Nature journaling is a useful tool for noticing the little things in your everyday surroundings. In this activity, we will use nature journaling to
compare two environments!


Location 1: Local environment

 

1. Explore

Venture outside to a local vegetated area or near your school.
 

2. Prepare!

We are going to use art supplies and a simple notebook to create a nature journal. Find a nice place to sit that is safe and write down the date, location and weather conditions at the top of the page.

3. See!

Spend some quiet time at your chosen location and observe the plants and animals around you. Look down at the ground and try to spot the smallest thing you can see. Look as far as you can and try to spot the furthest thing you can see.

4. Hear!

Close your eyes and remain silent for 3 minutes. What sounds can you hear? How many sounds can you hear?
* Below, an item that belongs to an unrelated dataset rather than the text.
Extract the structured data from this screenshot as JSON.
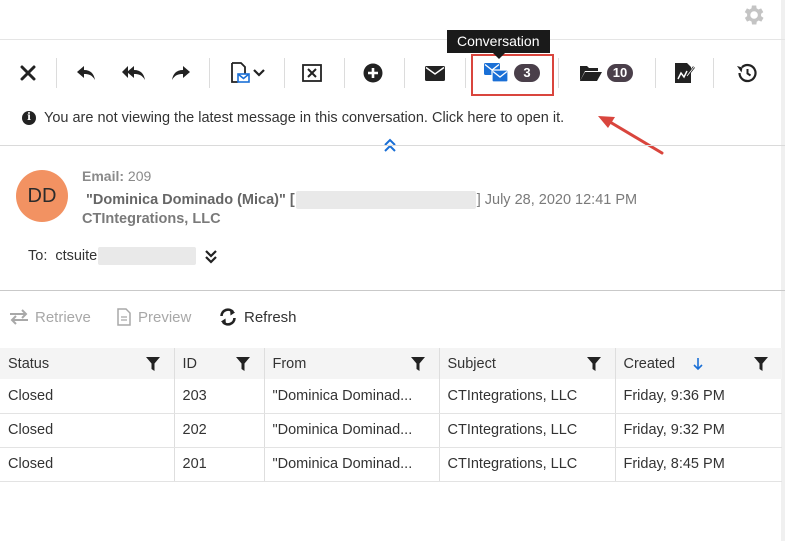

Do certain sounds become louder the longer you listen to them?

5. Feel!

What textures are present on the ground you are sitting on? How do the plants in this area feel? How does the air feel?

3 way diagram with I see, I hear, I feel
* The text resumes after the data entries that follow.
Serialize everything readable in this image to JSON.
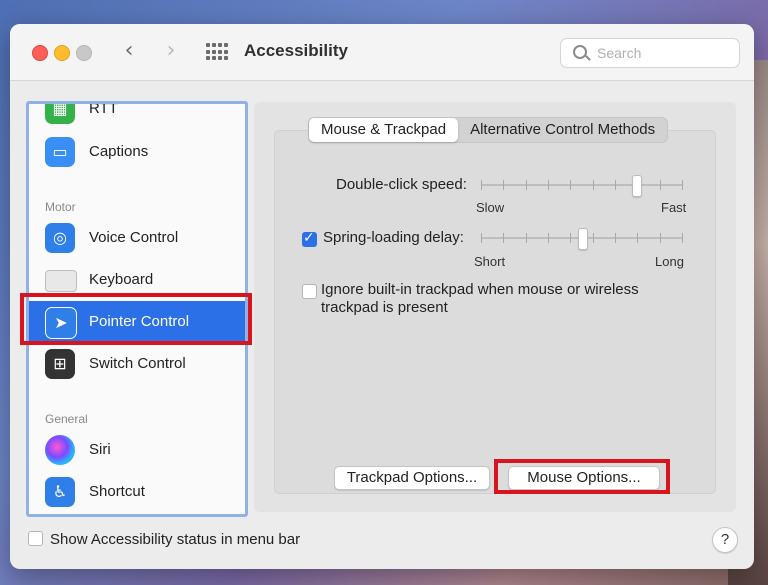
{
  "window": {
    "title": "Accessibility",
    "search_placeholder": "Search",
    "nav_back": "‹",
    "nav_forward": "›"
  },
  "sidebar": {
    "items": [
      {
        "label": "RTT",
        "icon": "rtt-icon"
      },
      {
        "label": "Captions",
        "icon": "captions-icon"
      },
      {
        "label": "Voice Control",
        "icon": "voice-control-icon"
      },
      {
        "label": "Keyboard",
        "icon": "keyboard-icon"
      },
      {
        "label": "Pointer Control",
        "icon": "pointer-icon",
        "selected": true
      },
      {
        "label": "Switch Control",
        "icon": "switch-control-icon"
      },
      {
        "label": "Siri",
        "icon": "siri-icon"
      },
      {
        "label": "Shortcut",
        "icon": "shortcut-icon"
      }
    ],
    "sections": {
      "motor": "Motor",
      "general": "General"
    }
  },
  "tabs": [
    {
      "label": "Mouse & Trackpad",
      "active": true
    },
    {
      "label": "Alternative Control Methods",
      "active": false
    }
  ],
  "settings": {
    "double_click": {
      "label": "Double-click speed:",
      "min_label": "Slow",
      "max_label": "Fast",
      "ticks": 10,
      "value_fraction": 0.78
    },
    "spring_loading": {
      "label": "Spring-loading delay:",
      "checked": true,
      "min_label": "Short",
      "max_label": "Long",
      "ticks": 10,
      "value_fraction": 0.5
    },
    "ignore_trackpad": {
      "label_line1": "Ignore built-in trackpad when mouse or wireless",
      "label_line2": "trackpad is present",
      "checked": false
    }
  },
  "buttons": {
    "trackpad_options": "Trackpad Options...",
    "mouse_options": "Mouse Options..."
  },
  "footer": {
    "status_checkbox_label": "Show Accessibility status in menu bar",
    "status_checked": false,
    "help": "?"
  },
  "colors": {
    "selection": "#2b70e6",
    "highlight_box": "#d8141e",
    "sidebar_border": "#8fb1e8"
  }
}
6. Journal!

In your nature journal, draw a field sketch of your surroundings. Label all the features you have seen, heard and felt in this environment. You can draw any interesting features you saw up close in greater detail. You may even want to incorporate natural materials into your sketches!

7. Wonder!

Once you have finished your drawing, write three questions you have about this environment in your nature journal.
 

Location 2: Cumberland Plain Woodland

 

1. Explore

Explore the Cumberland Plain Woodland in 360º using the Virtual Woodland Wander and click on the hotspots to discover more about the plants and animals found here..

2. See!

Observe the plants and animals in the Woodland Wander. Look down at the ground and try to spot the smallest thing you can see. Look as far as you can and try to spot the furthest thing you can see.

3. Hear!

What sounds are playing in the Virtual Woodland Wonder? How many sounds can you hear?
 

4. Feel!

What textures do you think are present on the ground? How do you think the plants in this area feel? What do you think the weather is like?

3 way diagram with I feel, I see, I hear

5. Journal!

In your nature journal, draw a field sketch of a still from the Virtual Woodland Wander. Label all the features you have seen and heard in this environment. You can draw any interesting features you saw up close in greater detail.

6. Wonder!

Once you have finished your drawing, write three questions you have about this environment in your nature journal.

Location Location: Compare!

Venn diagrams are used to easily and clearly compare two or more things. The part where the circles overlap is where we list the similarities of the things we’re comparing, and in the parts of the circles that don’t overlap we can fill in things that are different.Use your journal entries for each environment and complete the Venn diagram below. Where the circles overlap, list the features that were the same in each environment. Where the circles don’t overlap, list the features that were unique to each environment.

venn diagram with Cumberland Plain Woodland and Local envrironment options
drawing of line of trees